And then, of course, there’s the case of the social worker who, having had a serious nervous breakdown is now cared for almost entirely by his wife. This gentleman who is socially withdrawn, suffering from severe depression, and short term memory loss, was  assessed three times. Twice by doctors who sought in their assessments to be both fair and objective (according to his wife), and once by the ATOS assessor who having noted his ‘sun tan’ waved her wand over him and declared him fit for work. A strange pronouncement, as since this assessment he has been granted three in-patient days a week, to attend counselling sessions with a state funded psychiatrist.

Now I was present at neither of these ‘miraculous healings’ so I can’t personally offer an opinion on the rights and wrongs of the ATOS approach, so I’ll leave the final word to someone who has obviously been privy to that whole process,

‘ATOS are just being used as “validation” for a twisted form of computerised Eugenics…ATOS has a history in medicine only as old as the government policy and resulting contracts issued. They have been caught out time and again by the recording of their own stupidity. Eugenics was championed by both Nazi Germany and Texas as a way of validating “mercy killings” of mentally disabled people…This is the shit you are putting your faith in?’



Good news abounds though my friends! ATOS has been scrapped, the bad news is that they’ve now decided to foist a new invention on the general tax-paying public, Universal Credit, for whom I wonder?

Trying to Figure It Out


The phone rings and I find myself talking for almost an hour to a friend; just at the time when I need to be making calls to people who, in turn, will make phone calls that will enable me to accomplish some constructive goals. I don’t want to be on the phone talking to this person though they’re an old friend. But I’m stuck on the phone anyway, listening to them trying desperately not to panic about the challenges they face, most of which centre around money. And that’s when it occurs to me that although my friend is stressed out beyond belief, her fear and panic are only temporary; she’s a mature woman, well-established in an essential caring profession (Yep! There’s such a thing), these money worries will inevitably be resolved.

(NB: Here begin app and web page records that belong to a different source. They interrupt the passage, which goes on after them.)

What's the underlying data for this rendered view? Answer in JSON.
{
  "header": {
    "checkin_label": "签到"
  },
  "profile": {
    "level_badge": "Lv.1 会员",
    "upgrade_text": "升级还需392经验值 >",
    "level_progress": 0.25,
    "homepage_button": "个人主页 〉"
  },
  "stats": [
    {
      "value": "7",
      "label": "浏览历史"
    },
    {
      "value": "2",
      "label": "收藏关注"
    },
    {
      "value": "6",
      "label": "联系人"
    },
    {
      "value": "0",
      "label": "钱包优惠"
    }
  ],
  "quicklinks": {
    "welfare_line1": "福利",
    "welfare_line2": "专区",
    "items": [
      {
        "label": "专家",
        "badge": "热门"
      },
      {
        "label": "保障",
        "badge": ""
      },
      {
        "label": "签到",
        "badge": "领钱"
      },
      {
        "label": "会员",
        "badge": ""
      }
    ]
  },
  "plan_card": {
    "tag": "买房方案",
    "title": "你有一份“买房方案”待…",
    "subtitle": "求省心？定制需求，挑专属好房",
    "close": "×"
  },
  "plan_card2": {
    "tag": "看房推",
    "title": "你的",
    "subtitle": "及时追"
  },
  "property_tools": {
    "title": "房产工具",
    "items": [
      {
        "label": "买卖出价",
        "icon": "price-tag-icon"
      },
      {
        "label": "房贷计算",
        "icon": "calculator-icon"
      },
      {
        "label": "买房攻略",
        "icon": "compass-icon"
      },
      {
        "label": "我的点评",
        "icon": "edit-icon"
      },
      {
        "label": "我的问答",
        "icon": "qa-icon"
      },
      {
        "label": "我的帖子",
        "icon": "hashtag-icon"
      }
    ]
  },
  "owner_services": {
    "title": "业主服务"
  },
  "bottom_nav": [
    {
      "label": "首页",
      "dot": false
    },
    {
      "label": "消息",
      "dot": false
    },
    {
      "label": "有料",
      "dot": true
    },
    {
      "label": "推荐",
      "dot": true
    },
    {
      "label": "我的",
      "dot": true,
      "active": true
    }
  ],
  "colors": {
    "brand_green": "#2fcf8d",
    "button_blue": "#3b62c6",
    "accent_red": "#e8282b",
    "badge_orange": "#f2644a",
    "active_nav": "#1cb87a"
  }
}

So then I think how a single mother under the age of twenty-five, with an addiction to drugs or alcohol would cope if she were in my friend’s place. Oh she might have the requisite five GCSEs (who could possibly hope to obtain employment in this global economy without them?) but be unable to translate that into career success. Think that’s far-fetched? KIds in abusive homes can excel at school and can appear on the surface to be doing quite well. It’s only when they’ve left school and have to fend for themselves in the outside world that the cracks begin to show. So let’s say, having gone from an abuse home, to an abusive relationship, she finds herself alone with a child to take care of and a heroin addiction to battle. Then as if that were not enough, she is also living in a hostel and having to claim benefits.

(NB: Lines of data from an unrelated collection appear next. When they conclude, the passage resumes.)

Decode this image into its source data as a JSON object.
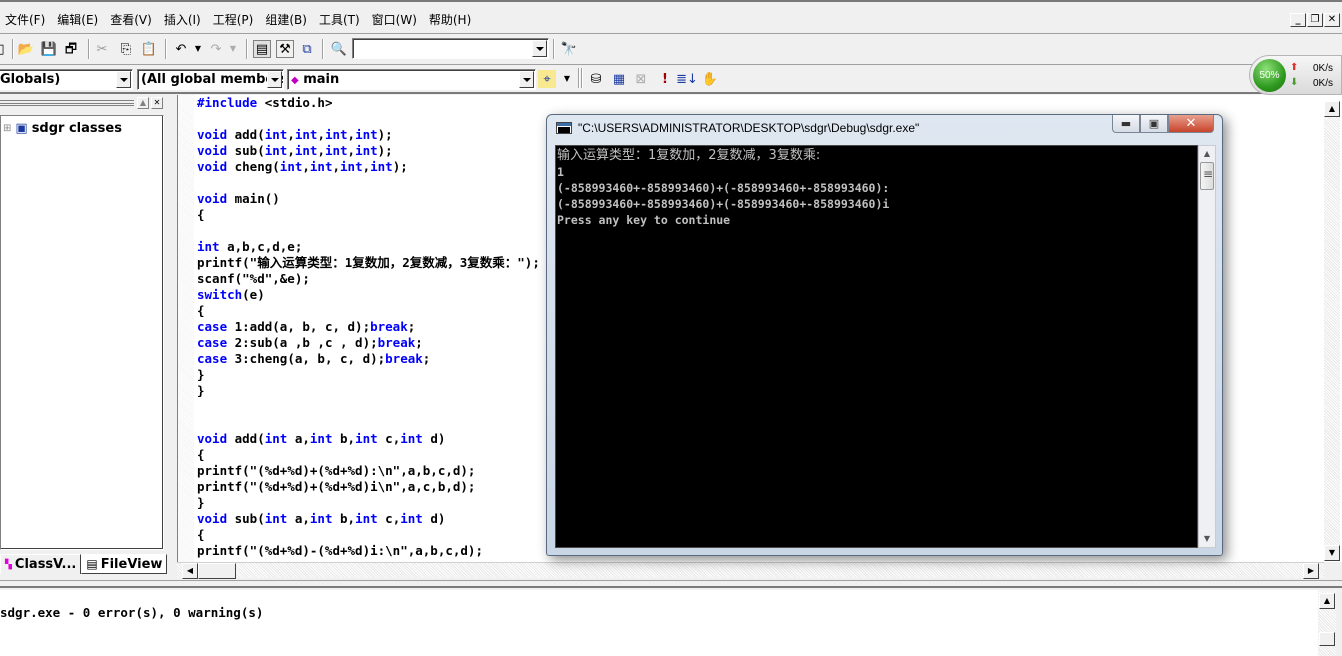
{
  "menubar": {
    "items": [
      "文件(F)",
      "编辑(E)",
      "查看(V)",
      "插入(I)",
      "工程(P)",
      "组建(B)",
      "工具(T)",
      "窗口(W)",
      "帮助(H)"
    ],
    "mdi_controls": {
      "minimize": "_",
      "restore": "❐",
      "close": "✕"
    }
  },
  "toolbar": {
    "find_combo_value": "",
    "icons": [
      "new-icon",
      "open-icon",
      "save-icon",
      "save-all-icon",
      "cut-icon",
      "copy-icon",
      "paste-icon",
      "undo-icon",
      "redo-icon",
      "workspace-icon",
      "output-icon",
      "window-list-icon",
      "find-in-files-icon",
      "search-icon"
    ]
  },
  "wizardbar": {
    "class_combo": "Globals)",
    "filter_combo": "(All global members",
    "members_combo": "main",
    "build_icons": [
      "compile-icon",
      "build-icon",
      "stop-build-icon",
      "execute-icon",
      "go-icon",
      "breakpoint-icon"
    ]
  },
  "netmon": {
    "percent": "50%",
    "upload": "0K/s",
    "download": "0K/s"
  },
  "workspace": {
    "tree_root": "sdgr classes",
    "tabs": [
      "ClassV...",
      "FileView"
    ]
  },
  "editor": {
    "lines": [
      [
        [
          "pp",
          "#include"
        ],
        [
          "t",
          " <stdio.h>"
        ]
      ],
      [],
      [
        [
          "kw",
          "void"
        ],
        [
          "t",
          " add("
        ],
        [
          "kw",
          "int"
        ],
        [
          "t",
          ","
        ],
        [
          "kw",
          "int"
        ],
        [
          "t",
          ","
        ],
        [
          "kw",
          "int"
        ],
        [
          "t",
          ","
        ],
        [
          "kw",
          "int"
        ],
        [
          "t",
          ");"
        ]
      ],
      [
        [
          "kw",
          "void"
        ],
        [
          "t",
          " sub("
        ],
        [
          "kw",
          "int"
        ],
        [
          "t",
          ","
        ],
        [
          "kw",
          "int"
        ],
        [
          "t",
          ","
        ],
        [
          "kw",
          "int"
        ],
        [
          "t",
          ","
        ],
        [
          "kw",
          "int"
        ],
        [
          "t",
          ");"
        ]
      ],
      [
        [
          "kw",
          "void"
        ],
        [
          "t",
          " cheng("
        ],
        [
          "kw",
          "int"
        ],
        [
          "t",
          ","
        ],
        [
          "kw",
          "int"
        ],
        [
          "t",
          ","
        ],
        [
          "kw",
          "int"
        ],
        [
          "t",
          ","
        ],
        [
          "kw",
          "int"
        ],
        [
          "t",
          ");"
        ]
      ],
      [],
      [
        [
          "kw",
          "void"
        ],
        [
          "t",
          " main()"
        ]
      ],
      [
        [
          "t",
          "{"
        ]
      ],
      [],
      [
        [
          "kw",
          "int"
        ],
        [
          "t",
          " a,b,c,d,e;"
        ]
      ],
      [
        [
          "t",
          "printf(\"输入运算类型：1复数加，2复数减，3复数乘：\");"
        ]
      ],
      [
        [
          "t",
          "scanf(\"%d\",&e);"
        ]
      ],
      [
        [
          "kw",
          "switch"
        ],
        [
          "t",
          "(e)"
        ]
      ],
      [
        [
          "t",
          "{"
        ]
      ],
      [
        [
          "kw",
          "case"
        ],
        [
          "t",
          " 1:add(a, b, c, d);"
        ],
        [
          "kw",
          "break"
        ],
        [
          "t",
          ";"
        ]
      ],
      [
        [
          "kw",
          "case"
        ],
        [
          "t",
          " 2:sub(a ,b ,c , d);"
        ],
        [
          "kw",
          "break"
        ],
        [
          "t",
          ";"
        ]
      ],
      [
        [
          "kw",
          "case"
        ],
        [
          "t",
          " 3:cheng(a, b, c, d);"
        ],
        [
          "kw",
          "break"
        ],
        [
          "t",
          ";"
        ]
      ],
      [
        [
          "t",
          "}"
        ]
      ],
      [
        [
          "t",
          "}"
        ]
      ],
      [],
      [],
      [
        [
          "kw",
          "void"
        ],
        [
          "t",
          " add("
        ],
        [
          "kw",
          "int"
        ],
        [
          "t",
          " a,"
        ],
        [
          "kw",
          "int"
        ],
        [
          "t",
          " b,"
        ],
        [
          "kw",
          "int"
        ],
        [
          "t",
          " c,"
        ],
        [
          "kw",
          "int"
        ],
        [
          "t",
          " d)"
        ]
      ],
      [
        [
          "t",
          "{"
        ]
      ],
      [
        [
          "t",
          "printf(\"(%d+%d)+(%d+%d):\\n\",a,b,c,d);"
        ]
      ],
      [
        [
          "t",
          "printf(\"(%d+%d)+(%d+%d)i\\n\",a,c,b,d);"
        ]
      ],
      [
        [
          "t",
          "}"
        ]
      ],
      [
        [
          "kw",
          "void"
        ],
        [
          "t",
          " sub("
        ],
        [
          "kw",
          "int"
        ],
        [
          "t",
          " a,"
        ],
        [
          "kw",
          "int"
        ],
        [
          "t",
          " b,"
        ],
        [
          "kw",
          "int"
        ],
        [
          "t",
          " c,"
        ],
        [
          "kw",
          "int"
        ],
        [
          "t",
          " d)"
        ]
      ],
      [
        [
          "t",
          "{"
        ]
      ],
      [
        [
          "t",
          "printf(\"(%d+%d)-(%d+%d)i:\\n\",a,b,c,d);"
        ]
      ]
    ]
  },
  "output": {
    "text": "sdgr.exe - 0 error(s), 0 warning(s)"
  },
  "console": {
    "title": "\"C:\\USERS\\ADMINISTRATOR\\DESKTOP\\sdgr\\Debug\\sdgr.exe\"",
    "lines": [
      "输入运算类型：1复数加，2复数减，3复数乘:",
      "1",
      "(-858993460+-858993460)+(-858993460+-858993460):",
      "(-858993460+-858993460)+(-858993460+-858993460)i",
      "Press any key to continue"
    ]
  }
}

No worrying about bedroom tax here, she had her housing benefit capped in 2013, and has been relocated out of London to cheaper housing by her local council as a result. But there are other worries like how to access drug rehabilitation, how to afford the weekly travel to the jobcentre in order to sign on; and the lifestyle of the other tenants in the hostel which makes it hard for her and her child to feel safe where they’ve been put. Although her son is three, he’s still in pampers and she’s still immersed in the process of weaning him off milk and onto baby food, money is short, in other words. She’s needs to smoke (cigarettes have taken the place of the heroin), and from time to time she also needs a drink (lets call it self-medication). But like I say, money is very short, and well, what about her social worker? How will he or she keep in touch?

The land of opportunity, yeah I get it, this young mother should view her circumstances as an opportunity to pull herself up by the bootstraps, and get on with the business of turning her life around, all by herself. Except that is not what people do initially when, having ticked every legal, moral and political box, the politicians kick back and sigh with satisfaction. Nope what ordinary people do when they experience this kind of upheaval, and these kinds of challenges is panic.